“I think it pisses God off if you walk by the color purple in a field somewhere and don’t notice it.”
– The Color Purple, Alice Walker
Hello everyone! I’m back with another instalment of my ‘5 reasons to read’ series. I recently reread The Color Purple by Alice Walker, which I first read a few years ago in sixth form. It was nice to go back and reread without over-analysing everything, and it made me realise just what an incredible book it actually is!
Explores LGBTQ+ themes without making a big song and dance about it
There was something so nice about reading a book that doesn’t shout “hey, look at me, I have LGBTQ+ themes!” Yes, I love that books are becoming far more diverse these days and that sexuality is a much less taboo subject. But sometimes it’s nice to be surprised. I had honestly forgotten that this book looks at the theme of homosexuality/bisexuality because it does so in such a gentle, quiet way. Celie talks about how she is not interested in men. The book features a f/f relationship but doesn’t make it into this huge thing. It was nice to read something that just felt real and honest.
Female empowerment/love of the female body
Further to the previous point, this book contains so much feminism but I feel like it’s never talked about in that respect?! Shug educates Celie on the joy of sex and teaches her not to be ashamed of her body, and I think that’s such an important topic that is not given enough attention. It also raises the issue of a woman’s body being a possession, and the right to say no. Girls everywhere should read this.

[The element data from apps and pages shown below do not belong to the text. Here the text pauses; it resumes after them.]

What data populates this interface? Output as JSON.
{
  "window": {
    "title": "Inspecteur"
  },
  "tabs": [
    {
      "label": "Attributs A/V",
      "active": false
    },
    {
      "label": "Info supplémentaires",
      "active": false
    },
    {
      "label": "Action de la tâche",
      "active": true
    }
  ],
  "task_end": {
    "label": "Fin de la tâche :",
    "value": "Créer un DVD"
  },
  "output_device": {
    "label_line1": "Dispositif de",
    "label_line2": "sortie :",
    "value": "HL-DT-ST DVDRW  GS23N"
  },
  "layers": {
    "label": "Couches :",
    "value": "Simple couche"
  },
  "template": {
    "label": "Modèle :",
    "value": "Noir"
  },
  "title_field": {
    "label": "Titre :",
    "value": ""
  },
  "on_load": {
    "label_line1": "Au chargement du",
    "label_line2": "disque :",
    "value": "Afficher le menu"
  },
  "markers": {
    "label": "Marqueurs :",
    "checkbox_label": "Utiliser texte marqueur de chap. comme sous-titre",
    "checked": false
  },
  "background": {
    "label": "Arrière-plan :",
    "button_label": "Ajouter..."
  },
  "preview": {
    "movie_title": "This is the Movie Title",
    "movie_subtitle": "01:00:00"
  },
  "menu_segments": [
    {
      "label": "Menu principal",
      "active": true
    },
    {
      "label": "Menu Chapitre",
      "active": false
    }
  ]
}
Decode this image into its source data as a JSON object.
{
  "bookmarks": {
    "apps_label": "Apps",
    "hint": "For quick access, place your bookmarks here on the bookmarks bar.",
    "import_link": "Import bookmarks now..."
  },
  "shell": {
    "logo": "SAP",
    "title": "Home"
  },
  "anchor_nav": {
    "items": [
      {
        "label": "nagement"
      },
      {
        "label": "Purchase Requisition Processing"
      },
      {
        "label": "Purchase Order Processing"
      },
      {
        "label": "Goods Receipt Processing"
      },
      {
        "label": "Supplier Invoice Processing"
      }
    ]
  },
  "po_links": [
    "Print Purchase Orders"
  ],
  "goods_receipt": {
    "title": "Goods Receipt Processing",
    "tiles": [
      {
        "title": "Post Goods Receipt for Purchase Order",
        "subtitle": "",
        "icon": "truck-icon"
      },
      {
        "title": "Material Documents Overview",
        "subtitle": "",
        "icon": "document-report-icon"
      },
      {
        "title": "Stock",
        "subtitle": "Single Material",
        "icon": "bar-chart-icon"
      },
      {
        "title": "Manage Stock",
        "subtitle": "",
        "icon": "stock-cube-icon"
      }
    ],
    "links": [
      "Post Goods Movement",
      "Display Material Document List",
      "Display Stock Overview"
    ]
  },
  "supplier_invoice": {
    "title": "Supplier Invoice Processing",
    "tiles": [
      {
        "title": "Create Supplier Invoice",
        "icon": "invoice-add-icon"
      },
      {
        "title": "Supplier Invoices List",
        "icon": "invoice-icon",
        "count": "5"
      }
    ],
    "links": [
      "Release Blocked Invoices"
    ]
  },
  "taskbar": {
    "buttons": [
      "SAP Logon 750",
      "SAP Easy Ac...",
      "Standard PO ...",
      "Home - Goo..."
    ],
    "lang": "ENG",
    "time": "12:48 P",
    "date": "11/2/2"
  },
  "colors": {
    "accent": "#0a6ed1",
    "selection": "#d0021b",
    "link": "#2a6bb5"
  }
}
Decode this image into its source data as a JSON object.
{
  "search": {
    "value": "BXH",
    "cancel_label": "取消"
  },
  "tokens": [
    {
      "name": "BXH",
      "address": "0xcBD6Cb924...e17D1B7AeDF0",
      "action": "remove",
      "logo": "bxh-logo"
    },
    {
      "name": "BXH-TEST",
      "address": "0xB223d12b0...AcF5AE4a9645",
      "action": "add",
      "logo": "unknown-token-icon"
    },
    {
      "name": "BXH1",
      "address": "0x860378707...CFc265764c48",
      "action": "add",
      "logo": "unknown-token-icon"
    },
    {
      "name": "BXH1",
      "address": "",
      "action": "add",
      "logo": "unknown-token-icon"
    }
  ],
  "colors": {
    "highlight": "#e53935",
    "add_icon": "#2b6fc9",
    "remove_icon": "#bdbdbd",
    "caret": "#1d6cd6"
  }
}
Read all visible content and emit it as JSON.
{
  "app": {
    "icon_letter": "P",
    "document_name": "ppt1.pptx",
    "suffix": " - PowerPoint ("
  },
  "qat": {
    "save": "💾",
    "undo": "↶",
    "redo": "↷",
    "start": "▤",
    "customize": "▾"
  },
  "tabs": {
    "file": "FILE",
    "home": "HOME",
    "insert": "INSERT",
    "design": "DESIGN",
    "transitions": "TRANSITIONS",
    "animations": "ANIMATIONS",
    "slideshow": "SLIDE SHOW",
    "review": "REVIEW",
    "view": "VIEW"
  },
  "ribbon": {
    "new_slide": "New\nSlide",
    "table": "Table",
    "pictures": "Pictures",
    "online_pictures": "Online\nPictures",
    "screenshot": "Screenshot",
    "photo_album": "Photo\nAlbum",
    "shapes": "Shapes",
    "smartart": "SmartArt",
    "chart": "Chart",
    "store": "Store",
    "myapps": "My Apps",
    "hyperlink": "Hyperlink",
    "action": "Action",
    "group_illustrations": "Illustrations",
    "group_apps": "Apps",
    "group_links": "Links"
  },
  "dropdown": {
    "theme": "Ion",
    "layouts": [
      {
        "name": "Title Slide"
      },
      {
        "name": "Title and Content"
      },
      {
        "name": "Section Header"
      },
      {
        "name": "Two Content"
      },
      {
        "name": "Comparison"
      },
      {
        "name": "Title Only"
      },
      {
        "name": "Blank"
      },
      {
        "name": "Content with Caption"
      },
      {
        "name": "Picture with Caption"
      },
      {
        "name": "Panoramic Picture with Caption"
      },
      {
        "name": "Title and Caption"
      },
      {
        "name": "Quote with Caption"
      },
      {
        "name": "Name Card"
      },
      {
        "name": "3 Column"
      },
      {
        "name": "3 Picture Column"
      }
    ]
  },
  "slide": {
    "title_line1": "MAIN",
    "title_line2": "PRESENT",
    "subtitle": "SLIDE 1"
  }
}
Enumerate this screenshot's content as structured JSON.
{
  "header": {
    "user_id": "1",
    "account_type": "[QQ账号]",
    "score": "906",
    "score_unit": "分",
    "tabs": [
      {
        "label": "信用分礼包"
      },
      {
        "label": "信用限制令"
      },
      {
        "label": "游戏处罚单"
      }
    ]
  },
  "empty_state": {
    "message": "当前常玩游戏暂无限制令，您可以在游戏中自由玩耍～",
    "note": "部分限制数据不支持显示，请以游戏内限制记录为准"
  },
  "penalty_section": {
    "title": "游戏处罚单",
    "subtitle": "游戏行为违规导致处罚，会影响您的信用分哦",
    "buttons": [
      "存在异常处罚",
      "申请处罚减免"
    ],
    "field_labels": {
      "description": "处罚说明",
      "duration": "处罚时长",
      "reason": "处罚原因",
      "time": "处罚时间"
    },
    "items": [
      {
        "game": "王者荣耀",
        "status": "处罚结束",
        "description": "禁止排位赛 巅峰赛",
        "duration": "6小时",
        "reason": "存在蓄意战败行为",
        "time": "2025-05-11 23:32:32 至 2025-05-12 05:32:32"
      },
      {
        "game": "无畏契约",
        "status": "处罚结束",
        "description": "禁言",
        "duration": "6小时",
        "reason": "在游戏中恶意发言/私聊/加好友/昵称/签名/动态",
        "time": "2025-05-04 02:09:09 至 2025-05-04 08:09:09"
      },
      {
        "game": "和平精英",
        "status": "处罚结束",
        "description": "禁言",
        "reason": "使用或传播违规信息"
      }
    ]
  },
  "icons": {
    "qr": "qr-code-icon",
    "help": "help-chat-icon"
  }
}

Obviously, I can’t speak from experience but I feel like Alice Walker is accurate in her representation of African-Americans and native African people. It is nice to see a contrast between how black people live in the United States and how they live in the missionary colonies. There is a lot to consider, from religious beliefs to marriage to the practice of scarification.
For those readers who like their books written as a series of letters, this one is perfect. Celie’s letters read like a diary and make you feel closer to her as a character and more invested in her story (especially considering how the novel opens). It also really helps to move the pace along, as most of the letters are fairly short.
Love and Family
None of the family units in The Color Purple are very conventional but that is what makes it so beautiful. These people band together through love, not obligation, and create their own group where everyone belongs and has a place. Celie appears to be the person to whom everyone is connected and it’s lovely to see.
This is one of the books I’ve read this month for the BookBum book club! The theme this month is ‘back to school’ and I’m hoping to read two books – one that I studied in school (this one) and one that is (or should be) required reading in schools that I haven’t read yet (The Handmaid’s Tale).
Have you read The Color Purple? Did you study it in school like me? What was your favourite required reading in school?